__ASSIGNED TASK__
Read the lines below. Copy out any that hold the string "size".

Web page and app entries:
********************

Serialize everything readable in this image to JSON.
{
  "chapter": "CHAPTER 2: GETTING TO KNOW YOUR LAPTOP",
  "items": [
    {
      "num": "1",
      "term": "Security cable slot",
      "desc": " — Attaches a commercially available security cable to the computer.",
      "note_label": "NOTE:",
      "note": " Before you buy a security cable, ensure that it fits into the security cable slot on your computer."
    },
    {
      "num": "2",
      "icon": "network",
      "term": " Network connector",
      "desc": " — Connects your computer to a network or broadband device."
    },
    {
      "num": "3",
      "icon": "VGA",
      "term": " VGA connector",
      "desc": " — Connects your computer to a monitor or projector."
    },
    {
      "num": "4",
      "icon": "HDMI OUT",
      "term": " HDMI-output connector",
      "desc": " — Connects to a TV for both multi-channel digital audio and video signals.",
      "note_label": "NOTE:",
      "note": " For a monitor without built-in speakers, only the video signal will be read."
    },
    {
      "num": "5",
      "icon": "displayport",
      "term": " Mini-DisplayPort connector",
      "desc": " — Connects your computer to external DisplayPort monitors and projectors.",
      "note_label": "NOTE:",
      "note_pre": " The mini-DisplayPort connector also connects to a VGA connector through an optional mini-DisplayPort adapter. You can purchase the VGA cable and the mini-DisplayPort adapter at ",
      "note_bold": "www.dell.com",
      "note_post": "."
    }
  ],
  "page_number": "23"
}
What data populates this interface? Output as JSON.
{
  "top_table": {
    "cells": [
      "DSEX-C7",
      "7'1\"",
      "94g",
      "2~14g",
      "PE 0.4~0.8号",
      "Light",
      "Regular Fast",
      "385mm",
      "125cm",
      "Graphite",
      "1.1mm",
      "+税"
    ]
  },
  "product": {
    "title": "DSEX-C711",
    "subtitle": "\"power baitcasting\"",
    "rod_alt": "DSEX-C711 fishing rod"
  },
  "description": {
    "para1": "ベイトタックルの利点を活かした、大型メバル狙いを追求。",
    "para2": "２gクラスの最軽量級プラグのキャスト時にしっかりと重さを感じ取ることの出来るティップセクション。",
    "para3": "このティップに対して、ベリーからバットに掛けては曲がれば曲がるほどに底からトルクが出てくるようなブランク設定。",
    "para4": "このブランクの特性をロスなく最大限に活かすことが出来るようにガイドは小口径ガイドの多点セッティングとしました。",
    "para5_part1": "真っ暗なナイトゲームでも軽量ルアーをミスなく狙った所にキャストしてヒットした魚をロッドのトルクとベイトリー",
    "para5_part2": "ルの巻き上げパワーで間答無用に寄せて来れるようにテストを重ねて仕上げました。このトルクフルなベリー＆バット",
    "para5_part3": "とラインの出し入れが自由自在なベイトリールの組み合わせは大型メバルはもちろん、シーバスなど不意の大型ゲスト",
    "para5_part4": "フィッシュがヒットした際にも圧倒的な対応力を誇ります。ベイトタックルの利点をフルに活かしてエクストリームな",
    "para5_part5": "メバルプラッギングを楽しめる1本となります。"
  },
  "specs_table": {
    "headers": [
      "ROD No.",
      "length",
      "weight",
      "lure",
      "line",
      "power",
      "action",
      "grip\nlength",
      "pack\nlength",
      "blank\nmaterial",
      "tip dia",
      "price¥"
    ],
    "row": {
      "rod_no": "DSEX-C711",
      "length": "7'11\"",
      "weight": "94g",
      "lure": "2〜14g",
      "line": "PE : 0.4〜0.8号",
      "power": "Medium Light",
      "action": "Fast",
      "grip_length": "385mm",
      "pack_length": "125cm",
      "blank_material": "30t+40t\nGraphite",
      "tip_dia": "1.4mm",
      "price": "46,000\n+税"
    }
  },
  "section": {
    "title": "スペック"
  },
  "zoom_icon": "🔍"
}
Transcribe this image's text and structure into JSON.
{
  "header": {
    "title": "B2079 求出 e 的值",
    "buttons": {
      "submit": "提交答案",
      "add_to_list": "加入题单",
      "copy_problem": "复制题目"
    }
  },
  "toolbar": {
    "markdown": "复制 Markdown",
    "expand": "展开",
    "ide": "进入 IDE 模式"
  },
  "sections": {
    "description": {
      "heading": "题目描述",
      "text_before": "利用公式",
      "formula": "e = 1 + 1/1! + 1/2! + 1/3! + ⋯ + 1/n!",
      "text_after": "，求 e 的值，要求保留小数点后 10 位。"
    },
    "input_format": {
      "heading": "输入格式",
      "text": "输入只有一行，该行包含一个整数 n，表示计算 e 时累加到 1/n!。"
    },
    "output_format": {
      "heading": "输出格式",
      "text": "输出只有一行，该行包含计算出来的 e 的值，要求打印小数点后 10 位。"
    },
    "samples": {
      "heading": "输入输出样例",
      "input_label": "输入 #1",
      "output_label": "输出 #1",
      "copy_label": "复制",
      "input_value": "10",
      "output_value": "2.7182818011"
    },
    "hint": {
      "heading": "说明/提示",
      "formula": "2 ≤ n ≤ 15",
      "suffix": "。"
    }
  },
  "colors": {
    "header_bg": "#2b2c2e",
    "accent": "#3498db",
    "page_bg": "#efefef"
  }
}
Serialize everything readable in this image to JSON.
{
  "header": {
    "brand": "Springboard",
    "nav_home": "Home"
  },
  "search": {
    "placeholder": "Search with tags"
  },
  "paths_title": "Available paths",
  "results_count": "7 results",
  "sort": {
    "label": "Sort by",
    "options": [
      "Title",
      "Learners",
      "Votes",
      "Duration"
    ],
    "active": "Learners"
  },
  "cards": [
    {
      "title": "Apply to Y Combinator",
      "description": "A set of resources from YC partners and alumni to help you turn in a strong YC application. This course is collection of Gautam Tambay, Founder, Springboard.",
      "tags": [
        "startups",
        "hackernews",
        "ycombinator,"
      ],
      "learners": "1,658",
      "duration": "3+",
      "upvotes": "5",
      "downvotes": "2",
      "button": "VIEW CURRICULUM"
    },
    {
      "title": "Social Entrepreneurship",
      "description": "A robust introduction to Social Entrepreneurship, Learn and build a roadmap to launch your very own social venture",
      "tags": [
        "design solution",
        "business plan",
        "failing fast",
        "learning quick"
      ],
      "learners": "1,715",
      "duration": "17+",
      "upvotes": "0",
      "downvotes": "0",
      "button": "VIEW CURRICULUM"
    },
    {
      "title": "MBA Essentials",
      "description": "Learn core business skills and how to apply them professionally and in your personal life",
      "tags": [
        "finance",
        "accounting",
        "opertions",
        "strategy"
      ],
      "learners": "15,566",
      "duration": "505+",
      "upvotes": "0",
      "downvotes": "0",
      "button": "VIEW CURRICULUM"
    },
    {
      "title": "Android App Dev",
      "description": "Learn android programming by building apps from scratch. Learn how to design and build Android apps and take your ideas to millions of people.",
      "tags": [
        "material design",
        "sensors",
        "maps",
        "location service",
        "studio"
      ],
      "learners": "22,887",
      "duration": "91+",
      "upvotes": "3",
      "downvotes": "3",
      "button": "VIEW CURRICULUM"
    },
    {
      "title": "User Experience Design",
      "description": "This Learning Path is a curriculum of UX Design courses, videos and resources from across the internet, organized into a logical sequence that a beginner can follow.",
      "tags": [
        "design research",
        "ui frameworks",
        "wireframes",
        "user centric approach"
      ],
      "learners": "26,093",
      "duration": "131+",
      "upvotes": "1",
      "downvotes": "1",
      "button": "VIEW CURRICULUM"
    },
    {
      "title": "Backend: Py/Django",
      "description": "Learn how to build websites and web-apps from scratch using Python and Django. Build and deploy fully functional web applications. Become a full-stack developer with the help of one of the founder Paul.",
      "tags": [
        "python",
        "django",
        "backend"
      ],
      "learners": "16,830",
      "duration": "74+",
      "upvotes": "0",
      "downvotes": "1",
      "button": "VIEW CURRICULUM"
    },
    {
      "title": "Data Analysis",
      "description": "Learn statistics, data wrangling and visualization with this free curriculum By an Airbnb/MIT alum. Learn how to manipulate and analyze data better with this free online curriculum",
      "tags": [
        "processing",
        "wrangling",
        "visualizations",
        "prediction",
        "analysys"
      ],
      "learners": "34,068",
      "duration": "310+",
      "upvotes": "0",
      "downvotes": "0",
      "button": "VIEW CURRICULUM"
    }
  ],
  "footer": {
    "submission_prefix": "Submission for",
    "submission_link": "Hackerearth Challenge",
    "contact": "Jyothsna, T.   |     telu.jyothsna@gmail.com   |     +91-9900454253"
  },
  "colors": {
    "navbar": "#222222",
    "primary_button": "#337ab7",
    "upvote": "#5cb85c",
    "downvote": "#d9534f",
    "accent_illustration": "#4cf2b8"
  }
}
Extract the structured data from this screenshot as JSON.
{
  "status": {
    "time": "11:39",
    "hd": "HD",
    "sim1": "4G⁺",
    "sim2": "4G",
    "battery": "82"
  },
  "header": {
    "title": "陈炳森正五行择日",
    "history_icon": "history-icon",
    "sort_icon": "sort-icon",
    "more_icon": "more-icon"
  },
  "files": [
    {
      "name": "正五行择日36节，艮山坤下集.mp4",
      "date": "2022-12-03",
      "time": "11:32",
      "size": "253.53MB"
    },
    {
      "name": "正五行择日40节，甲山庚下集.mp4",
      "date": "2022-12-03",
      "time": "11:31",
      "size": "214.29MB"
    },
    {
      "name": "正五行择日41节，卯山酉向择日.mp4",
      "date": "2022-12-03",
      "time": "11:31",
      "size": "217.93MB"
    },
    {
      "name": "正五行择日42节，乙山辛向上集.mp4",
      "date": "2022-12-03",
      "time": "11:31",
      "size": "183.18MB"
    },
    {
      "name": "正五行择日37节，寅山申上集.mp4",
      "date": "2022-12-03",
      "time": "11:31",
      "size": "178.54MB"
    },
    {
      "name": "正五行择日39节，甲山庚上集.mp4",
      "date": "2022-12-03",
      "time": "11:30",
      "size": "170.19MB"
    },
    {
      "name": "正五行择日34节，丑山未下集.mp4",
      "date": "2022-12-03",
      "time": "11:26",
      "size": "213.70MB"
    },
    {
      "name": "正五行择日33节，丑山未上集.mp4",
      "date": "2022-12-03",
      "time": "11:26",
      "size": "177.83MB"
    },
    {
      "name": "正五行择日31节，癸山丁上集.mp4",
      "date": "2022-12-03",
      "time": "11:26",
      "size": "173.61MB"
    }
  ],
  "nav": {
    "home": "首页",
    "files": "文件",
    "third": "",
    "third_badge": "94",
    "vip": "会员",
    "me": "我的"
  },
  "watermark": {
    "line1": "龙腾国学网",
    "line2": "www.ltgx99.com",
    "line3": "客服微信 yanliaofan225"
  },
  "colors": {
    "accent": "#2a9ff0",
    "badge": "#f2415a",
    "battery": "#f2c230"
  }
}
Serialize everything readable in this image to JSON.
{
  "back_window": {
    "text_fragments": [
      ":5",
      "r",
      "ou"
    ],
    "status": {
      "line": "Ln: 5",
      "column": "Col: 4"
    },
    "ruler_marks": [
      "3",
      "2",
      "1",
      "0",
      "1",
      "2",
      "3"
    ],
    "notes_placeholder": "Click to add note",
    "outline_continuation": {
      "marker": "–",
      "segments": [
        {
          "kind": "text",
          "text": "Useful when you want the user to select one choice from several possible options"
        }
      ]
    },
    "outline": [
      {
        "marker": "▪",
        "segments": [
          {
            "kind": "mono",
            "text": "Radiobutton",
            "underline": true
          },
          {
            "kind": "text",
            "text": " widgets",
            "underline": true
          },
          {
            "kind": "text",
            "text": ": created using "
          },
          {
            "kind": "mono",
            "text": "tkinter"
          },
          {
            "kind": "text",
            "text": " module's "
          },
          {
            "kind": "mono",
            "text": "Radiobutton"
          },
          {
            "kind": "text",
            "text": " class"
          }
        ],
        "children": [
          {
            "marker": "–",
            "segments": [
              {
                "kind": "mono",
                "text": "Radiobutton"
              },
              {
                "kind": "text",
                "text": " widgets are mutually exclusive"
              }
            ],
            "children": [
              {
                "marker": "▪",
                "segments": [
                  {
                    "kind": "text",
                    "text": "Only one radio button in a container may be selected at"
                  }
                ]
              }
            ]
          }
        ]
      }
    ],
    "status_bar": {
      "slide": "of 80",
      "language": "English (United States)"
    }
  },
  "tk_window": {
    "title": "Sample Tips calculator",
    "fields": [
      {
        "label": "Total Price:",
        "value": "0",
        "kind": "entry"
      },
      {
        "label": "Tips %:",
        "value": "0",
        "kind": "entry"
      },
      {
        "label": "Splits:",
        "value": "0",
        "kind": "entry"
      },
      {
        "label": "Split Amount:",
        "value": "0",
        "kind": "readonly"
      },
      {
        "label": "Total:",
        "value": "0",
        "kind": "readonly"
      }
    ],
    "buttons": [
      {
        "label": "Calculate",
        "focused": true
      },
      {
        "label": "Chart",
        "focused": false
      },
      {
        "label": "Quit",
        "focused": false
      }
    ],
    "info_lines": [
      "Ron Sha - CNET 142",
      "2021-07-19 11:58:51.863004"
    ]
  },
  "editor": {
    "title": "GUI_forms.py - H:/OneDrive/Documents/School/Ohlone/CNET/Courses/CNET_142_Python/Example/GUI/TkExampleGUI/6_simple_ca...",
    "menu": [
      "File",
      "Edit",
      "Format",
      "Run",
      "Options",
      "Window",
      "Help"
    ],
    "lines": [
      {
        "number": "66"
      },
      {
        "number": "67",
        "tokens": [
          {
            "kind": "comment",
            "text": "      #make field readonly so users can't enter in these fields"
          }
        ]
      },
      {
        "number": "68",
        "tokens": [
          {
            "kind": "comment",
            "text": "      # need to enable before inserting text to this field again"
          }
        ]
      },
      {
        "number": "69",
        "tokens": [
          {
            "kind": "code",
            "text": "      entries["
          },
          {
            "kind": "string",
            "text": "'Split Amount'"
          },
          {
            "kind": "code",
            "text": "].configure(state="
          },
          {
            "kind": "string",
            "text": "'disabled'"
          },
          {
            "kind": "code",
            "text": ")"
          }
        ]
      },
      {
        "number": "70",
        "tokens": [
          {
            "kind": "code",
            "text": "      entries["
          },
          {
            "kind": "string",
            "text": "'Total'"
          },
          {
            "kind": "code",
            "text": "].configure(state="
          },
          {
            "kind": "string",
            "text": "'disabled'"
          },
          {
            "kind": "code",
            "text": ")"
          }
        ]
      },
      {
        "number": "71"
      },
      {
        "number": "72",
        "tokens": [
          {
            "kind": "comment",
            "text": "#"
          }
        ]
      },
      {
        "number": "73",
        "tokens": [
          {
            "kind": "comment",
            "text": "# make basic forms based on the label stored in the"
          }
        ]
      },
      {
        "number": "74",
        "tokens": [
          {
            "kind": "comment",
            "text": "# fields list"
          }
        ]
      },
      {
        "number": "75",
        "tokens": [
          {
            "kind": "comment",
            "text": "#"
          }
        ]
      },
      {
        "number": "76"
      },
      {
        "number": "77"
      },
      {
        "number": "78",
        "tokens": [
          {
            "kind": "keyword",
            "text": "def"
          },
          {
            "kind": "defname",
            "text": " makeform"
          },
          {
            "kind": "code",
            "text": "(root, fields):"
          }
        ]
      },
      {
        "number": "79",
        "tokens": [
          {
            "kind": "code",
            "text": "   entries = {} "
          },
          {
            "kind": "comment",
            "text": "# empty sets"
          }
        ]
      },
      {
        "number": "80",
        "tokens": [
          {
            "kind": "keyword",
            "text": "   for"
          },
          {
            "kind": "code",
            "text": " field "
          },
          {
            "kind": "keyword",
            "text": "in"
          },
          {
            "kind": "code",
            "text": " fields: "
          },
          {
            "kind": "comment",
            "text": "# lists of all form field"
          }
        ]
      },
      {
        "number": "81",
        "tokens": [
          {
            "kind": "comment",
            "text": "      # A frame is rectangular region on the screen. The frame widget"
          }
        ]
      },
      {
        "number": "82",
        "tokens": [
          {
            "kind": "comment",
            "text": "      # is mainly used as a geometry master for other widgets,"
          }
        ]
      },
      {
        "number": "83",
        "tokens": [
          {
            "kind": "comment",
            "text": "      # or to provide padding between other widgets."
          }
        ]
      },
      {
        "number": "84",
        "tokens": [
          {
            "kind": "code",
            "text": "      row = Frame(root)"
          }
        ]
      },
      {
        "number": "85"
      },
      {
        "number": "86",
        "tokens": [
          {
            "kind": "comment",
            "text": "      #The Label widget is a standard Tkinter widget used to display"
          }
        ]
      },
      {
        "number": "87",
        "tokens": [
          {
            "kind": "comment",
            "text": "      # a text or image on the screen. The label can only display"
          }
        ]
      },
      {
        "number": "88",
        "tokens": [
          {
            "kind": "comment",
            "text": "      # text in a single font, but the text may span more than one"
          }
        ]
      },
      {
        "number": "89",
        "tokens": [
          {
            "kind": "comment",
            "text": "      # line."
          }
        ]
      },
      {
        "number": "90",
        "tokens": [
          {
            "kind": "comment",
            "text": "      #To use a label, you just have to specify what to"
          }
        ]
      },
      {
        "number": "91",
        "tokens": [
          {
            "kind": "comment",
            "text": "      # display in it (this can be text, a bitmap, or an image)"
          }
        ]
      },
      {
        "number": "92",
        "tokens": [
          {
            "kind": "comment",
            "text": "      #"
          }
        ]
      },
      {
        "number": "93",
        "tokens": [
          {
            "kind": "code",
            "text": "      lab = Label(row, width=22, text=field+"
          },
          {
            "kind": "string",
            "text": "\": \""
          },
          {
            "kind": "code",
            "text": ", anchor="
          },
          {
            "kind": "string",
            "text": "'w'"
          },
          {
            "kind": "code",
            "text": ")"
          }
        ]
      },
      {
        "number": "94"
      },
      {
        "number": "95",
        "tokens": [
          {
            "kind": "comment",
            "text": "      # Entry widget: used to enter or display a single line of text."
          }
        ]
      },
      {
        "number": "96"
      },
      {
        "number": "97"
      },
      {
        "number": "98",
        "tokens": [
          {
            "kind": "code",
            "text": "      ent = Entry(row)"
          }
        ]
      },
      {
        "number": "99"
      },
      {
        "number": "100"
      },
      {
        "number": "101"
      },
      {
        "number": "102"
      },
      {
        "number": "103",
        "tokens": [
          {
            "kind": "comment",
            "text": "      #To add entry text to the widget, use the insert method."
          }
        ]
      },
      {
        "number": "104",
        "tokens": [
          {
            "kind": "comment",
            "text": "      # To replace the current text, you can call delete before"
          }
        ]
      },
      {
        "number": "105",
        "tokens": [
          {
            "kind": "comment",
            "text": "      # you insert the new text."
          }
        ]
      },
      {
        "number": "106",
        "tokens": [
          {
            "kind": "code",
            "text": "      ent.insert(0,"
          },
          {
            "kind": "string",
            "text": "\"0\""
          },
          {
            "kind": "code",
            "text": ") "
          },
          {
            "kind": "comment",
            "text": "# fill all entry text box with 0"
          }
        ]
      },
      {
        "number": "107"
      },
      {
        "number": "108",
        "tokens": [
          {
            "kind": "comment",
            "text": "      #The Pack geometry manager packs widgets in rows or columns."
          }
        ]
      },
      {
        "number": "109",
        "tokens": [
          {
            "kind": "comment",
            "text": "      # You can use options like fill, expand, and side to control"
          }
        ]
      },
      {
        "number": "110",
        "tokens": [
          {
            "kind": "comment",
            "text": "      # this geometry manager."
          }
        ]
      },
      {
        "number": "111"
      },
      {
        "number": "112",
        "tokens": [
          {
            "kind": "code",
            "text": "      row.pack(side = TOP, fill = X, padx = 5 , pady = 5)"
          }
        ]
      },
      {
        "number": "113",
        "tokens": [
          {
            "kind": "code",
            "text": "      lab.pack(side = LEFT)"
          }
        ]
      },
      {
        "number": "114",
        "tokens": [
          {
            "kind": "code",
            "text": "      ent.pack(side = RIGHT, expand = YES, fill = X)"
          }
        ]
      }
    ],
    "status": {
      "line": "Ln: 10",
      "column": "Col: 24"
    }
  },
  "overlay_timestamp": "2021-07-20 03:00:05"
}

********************

__FINISHED EXERCISE__
      "size": "253.53MB"
      "size": "214.29MB"
      "size": "217.93MB"
      "size": "183.18MB"
      "size": "178.54MB"
      "size": "170.19MB"
      "size": "213.70MB"
      "size": "177.83MB"
      "size": "173.61MB"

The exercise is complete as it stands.